By M. T. Burkhart
ORBISONIA, Pa. — Since the announcement earlier this year that the East Broad Top had been purchased by a non-profit foundation, a lot of work has been done in preparation for reopening. Five switches were replaced in the yard, there’s a new concrete floor in the locomotive shop, buildings are being stabilized and sections of main line track have been resurfaced. Two 2-8-2 locomotives – Baldwin 14 and 16 – have been torn down and are being inspected and hydro-tested.
In fact, enough work has been done that short train rides, pulled by a diesel locomotive, are being planned for Aug. 13-15 to celebrate the 60th anniversary of tourist trains on the East Broad Top. There will also be shop and roundhouse tours as well as streetcar rides at the neighboring Rockhill Trolley Museum.
“It’s amazing to see things happening,” Lawrence Biemiller, an EBT Foundation Inc. board member, told Railfan & Railroad recently. “We are ahead of where we thought we would be and a lot of things are falling smoothly into place.”

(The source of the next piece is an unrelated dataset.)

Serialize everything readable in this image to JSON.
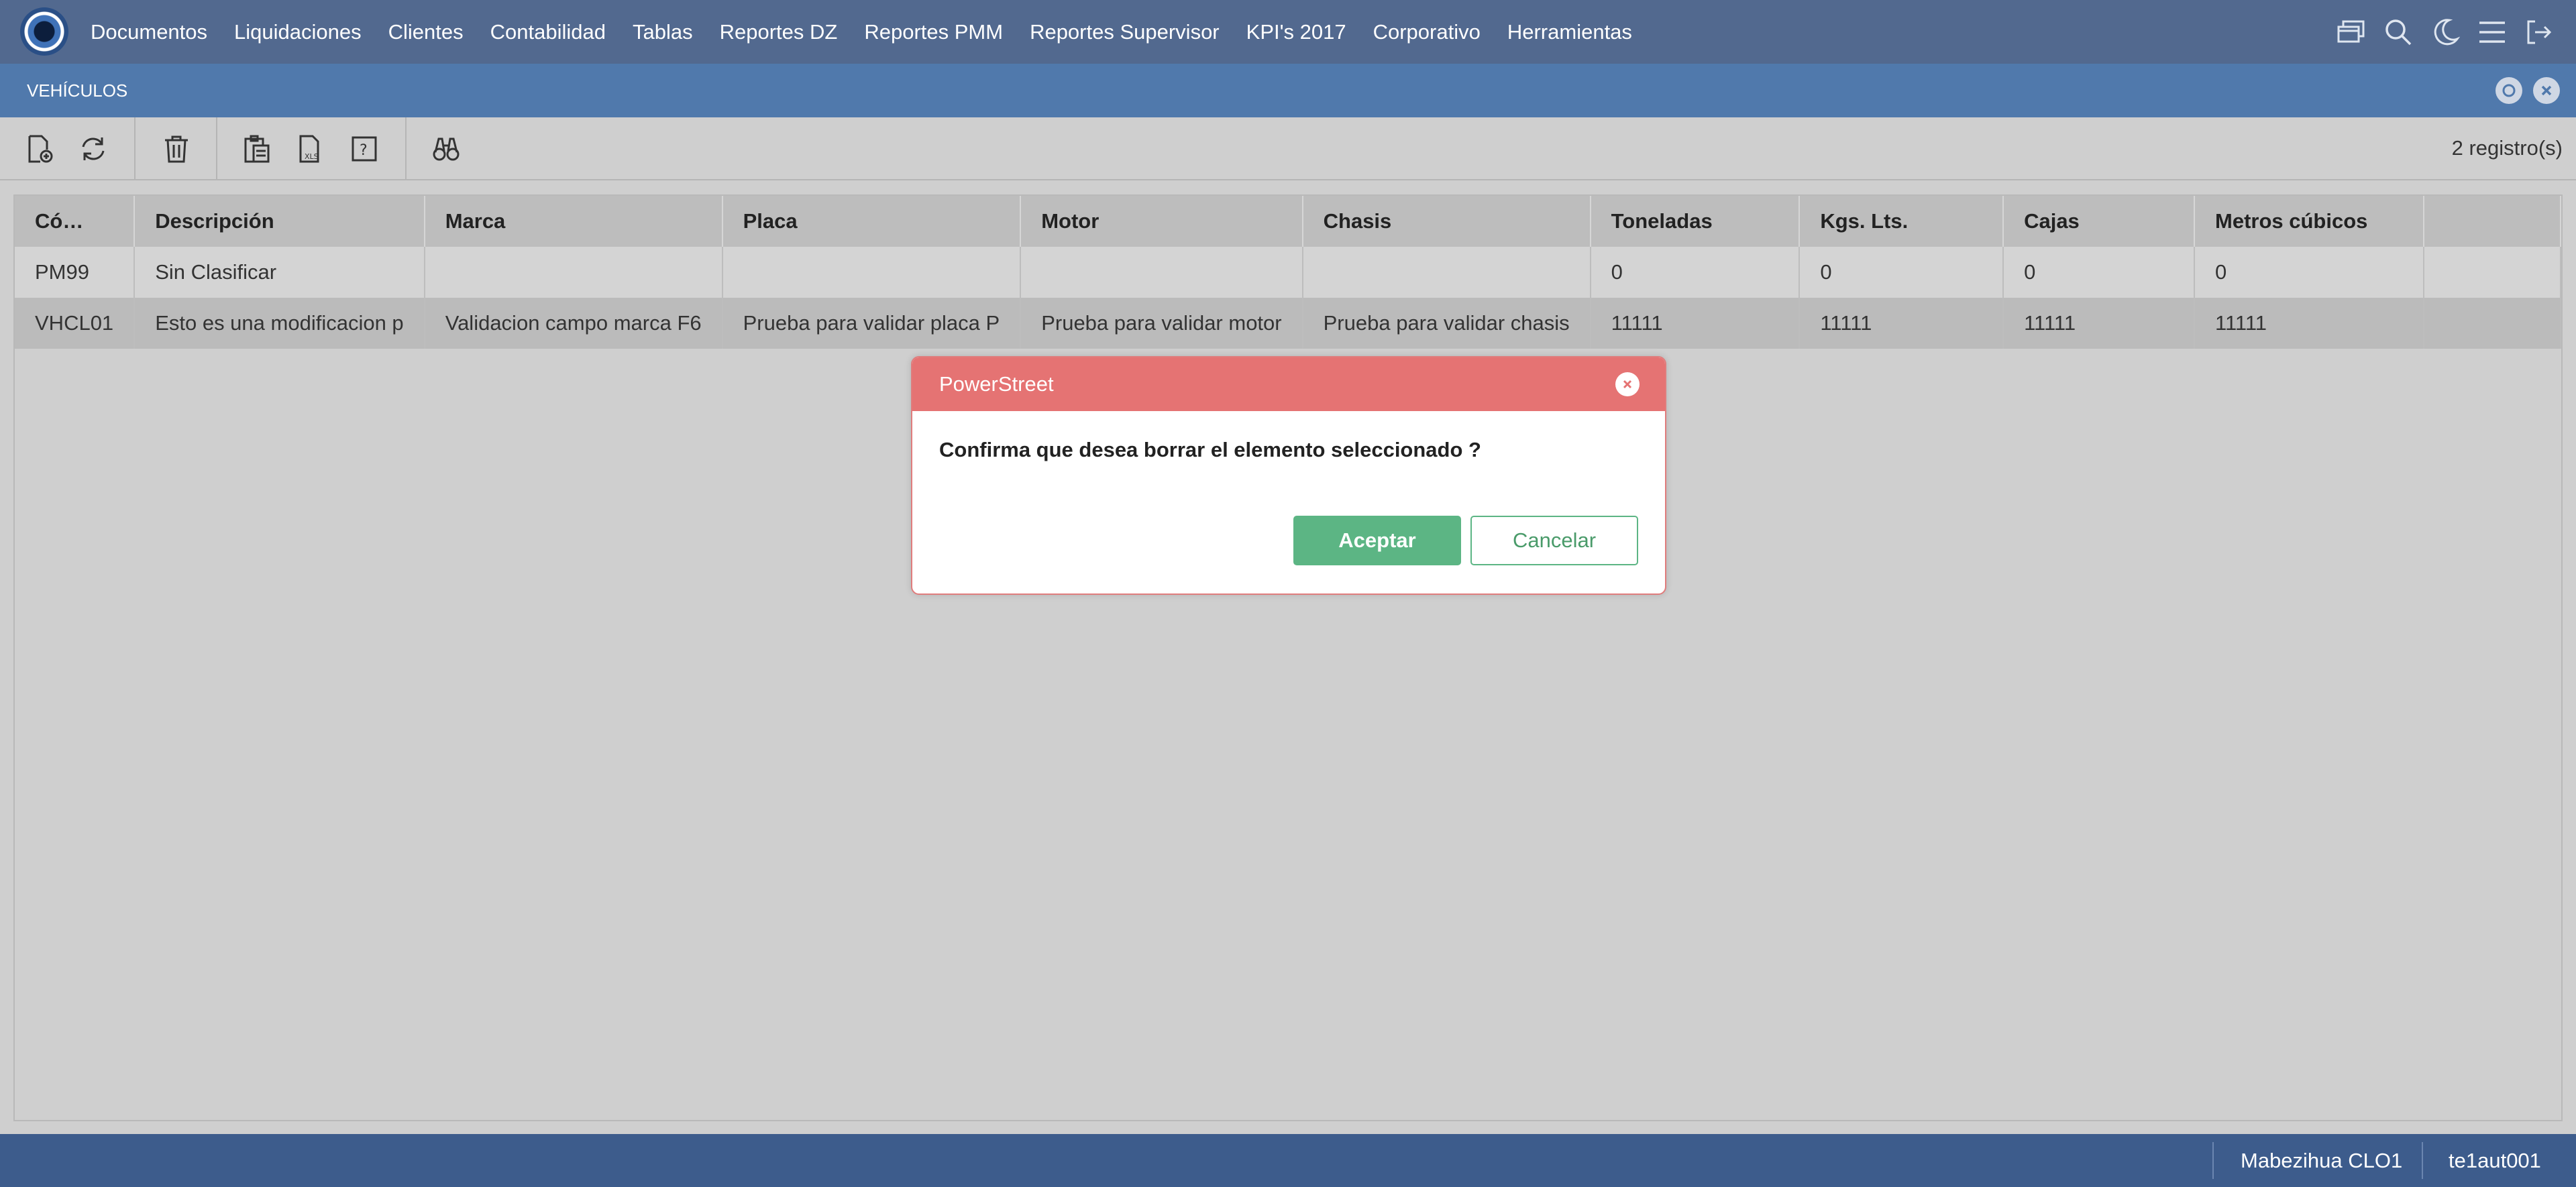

During the pandemic, some contract and staff work continued at a safe social distance, but large volunteer projects were postponed, including those of the Friends of The East Broad Top. But with much of western and central Pennsylvania moved to the “green” recovery phase, sessions resumed June 13 with a limit of 45 participants split into multiple small groups. The Friends organization has been growing, too. Since the announcement of the railroad’s rebirth, the organization has increased from about 775 members to about 1,160. The lone work session before the pandemic closed things down drew more than 60 people on a Saturday and about 40 on a Sunday.

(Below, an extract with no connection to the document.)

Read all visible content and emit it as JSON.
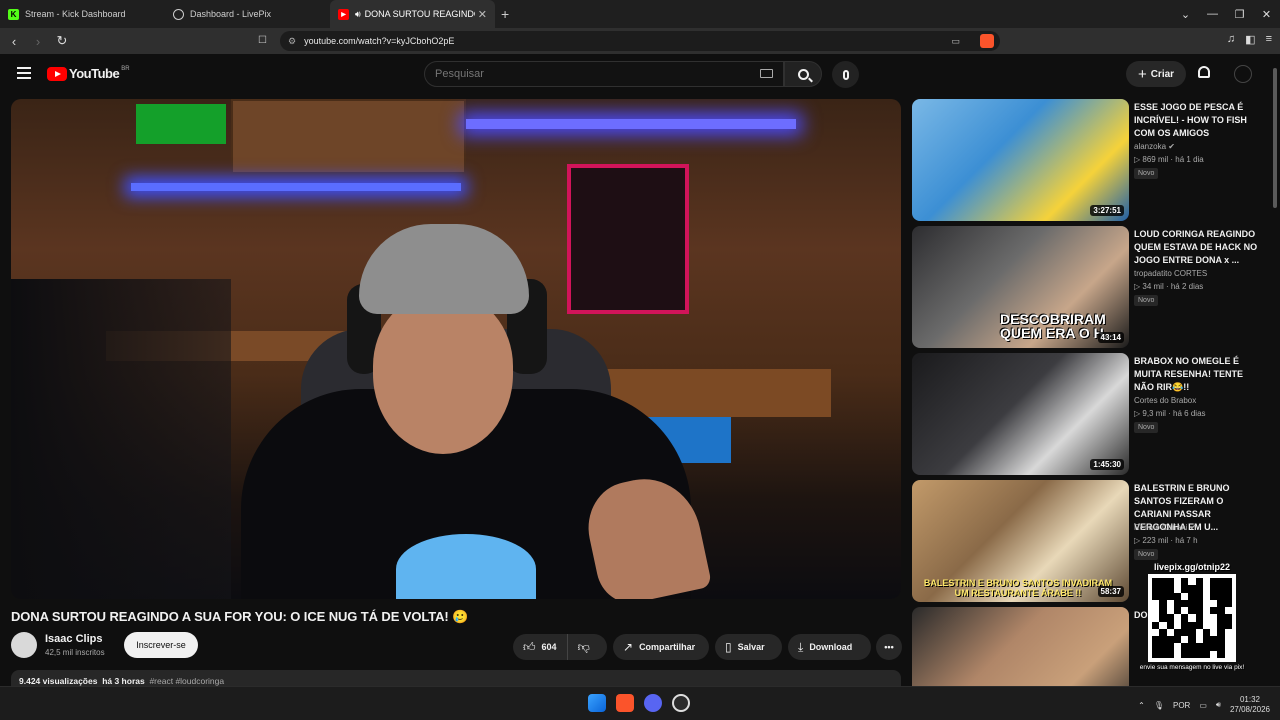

Of the steam locomotives, superheated Mikado 16 has been found to be in the best shape and will probably be the first returned to service, said Biemiller. “It was shopped by the railroad in 1955, and according to records it ran only a handful of days in 1956.” Locomotive 14, which ran into the 2000s, has also been found to be in good shape and is a likely candidate to run in the coming years.
Next up on the “to-do” list was the stabilization of the south end of the car shop, which was done by the Woodford Brothers. Repairs are also planned for the bridge at Runk Road, which was struck and damaged by a large boom truck this spring.

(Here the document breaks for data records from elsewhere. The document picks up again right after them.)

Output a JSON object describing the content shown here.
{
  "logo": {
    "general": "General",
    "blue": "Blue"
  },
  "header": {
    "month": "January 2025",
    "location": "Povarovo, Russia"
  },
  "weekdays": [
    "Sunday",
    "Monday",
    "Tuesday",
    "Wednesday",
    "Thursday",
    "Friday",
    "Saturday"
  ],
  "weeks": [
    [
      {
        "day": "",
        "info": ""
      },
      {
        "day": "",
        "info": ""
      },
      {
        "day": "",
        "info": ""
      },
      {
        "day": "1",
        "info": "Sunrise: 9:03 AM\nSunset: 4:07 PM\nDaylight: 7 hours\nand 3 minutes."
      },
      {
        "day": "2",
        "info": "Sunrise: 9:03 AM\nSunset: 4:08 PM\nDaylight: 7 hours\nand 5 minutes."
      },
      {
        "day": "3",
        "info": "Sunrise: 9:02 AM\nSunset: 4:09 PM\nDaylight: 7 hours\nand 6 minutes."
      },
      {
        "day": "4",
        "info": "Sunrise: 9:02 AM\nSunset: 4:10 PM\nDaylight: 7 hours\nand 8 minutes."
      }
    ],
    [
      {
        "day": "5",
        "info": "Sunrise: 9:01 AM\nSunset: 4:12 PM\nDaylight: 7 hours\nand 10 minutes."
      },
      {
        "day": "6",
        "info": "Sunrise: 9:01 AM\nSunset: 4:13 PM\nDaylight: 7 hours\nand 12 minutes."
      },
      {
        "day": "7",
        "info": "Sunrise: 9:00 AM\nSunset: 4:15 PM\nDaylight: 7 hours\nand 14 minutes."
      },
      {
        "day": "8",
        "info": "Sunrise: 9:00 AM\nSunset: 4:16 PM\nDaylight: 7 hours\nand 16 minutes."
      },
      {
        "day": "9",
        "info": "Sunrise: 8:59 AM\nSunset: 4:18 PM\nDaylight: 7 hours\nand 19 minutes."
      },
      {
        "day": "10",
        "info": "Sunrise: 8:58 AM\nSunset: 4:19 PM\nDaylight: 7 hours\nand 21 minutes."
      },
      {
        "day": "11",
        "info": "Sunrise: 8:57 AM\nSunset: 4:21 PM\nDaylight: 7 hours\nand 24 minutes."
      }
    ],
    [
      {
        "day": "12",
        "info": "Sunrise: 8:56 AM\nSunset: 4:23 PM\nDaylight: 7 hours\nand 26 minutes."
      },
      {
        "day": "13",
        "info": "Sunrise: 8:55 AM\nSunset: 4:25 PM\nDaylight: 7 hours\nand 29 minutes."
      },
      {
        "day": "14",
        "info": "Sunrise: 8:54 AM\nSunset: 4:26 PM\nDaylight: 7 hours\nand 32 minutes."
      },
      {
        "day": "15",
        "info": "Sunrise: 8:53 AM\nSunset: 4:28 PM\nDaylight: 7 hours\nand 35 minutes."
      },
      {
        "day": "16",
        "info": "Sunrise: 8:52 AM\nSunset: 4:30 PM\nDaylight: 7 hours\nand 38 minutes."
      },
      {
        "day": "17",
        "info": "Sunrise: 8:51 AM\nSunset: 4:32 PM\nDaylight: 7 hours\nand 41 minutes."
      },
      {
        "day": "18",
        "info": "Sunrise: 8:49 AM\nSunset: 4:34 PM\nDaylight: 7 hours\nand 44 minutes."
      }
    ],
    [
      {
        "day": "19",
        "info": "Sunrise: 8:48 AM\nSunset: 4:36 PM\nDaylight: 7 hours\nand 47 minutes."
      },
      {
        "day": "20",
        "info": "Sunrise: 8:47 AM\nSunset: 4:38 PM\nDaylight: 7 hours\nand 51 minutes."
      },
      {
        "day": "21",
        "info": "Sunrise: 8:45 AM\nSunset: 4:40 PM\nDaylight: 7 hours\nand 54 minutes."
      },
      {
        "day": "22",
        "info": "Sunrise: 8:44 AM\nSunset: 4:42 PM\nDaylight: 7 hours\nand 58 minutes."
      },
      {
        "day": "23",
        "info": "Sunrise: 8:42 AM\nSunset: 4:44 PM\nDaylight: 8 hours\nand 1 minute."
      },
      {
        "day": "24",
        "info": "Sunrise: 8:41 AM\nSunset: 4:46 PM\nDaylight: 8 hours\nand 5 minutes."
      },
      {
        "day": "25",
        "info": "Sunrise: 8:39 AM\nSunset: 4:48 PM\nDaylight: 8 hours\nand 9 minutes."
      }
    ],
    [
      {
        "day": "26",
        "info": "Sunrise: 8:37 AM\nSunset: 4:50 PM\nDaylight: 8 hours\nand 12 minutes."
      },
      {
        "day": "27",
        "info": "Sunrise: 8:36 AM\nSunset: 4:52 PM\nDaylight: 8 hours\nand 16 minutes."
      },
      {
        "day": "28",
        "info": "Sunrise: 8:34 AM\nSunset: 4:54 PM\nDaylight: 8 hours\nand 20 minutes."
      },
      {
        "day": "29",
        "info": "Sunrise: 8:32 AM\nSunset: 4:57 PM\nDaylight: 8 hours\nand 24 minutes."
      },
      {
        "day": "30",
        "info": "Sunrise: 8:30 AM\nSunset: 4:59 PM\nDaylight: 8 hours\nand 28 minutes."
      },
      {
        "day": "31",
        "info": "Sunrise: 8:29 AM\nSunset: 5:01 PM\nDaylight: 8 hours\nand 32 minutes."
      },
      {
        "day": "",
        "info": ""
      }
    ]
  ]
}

The 33-mile East Broad Top was built in the 1870s to bring coal out of the central Pennsylvania mines, but also carried general freight, mail and passengers. Demand for coal kept the railroad running until 1955, but it fell on hard times and filed for abandonment. In 1956, the assets of the East Broad Top Railroad & Coal Co. were purchased by Nick Kovalchick, a local salvage dealer. In 1960, the twin boroughs of Orbisonia and Rockhill Furnace approached Kovalchick about putting a locomotive on display for the towns’ bicentennial. Instead, a series of excursions were run that summer. The trips were so successful that they continued for 52 years until 2011.
In early February, the deal closed on the foundation’s purchase of 27 miles of track, the shop complex, locomotives and rolling stock. Regular excursions should return in 2021. Tickets for the August events will go on sale soon on the railroad’s web site at eastbroadtop.com.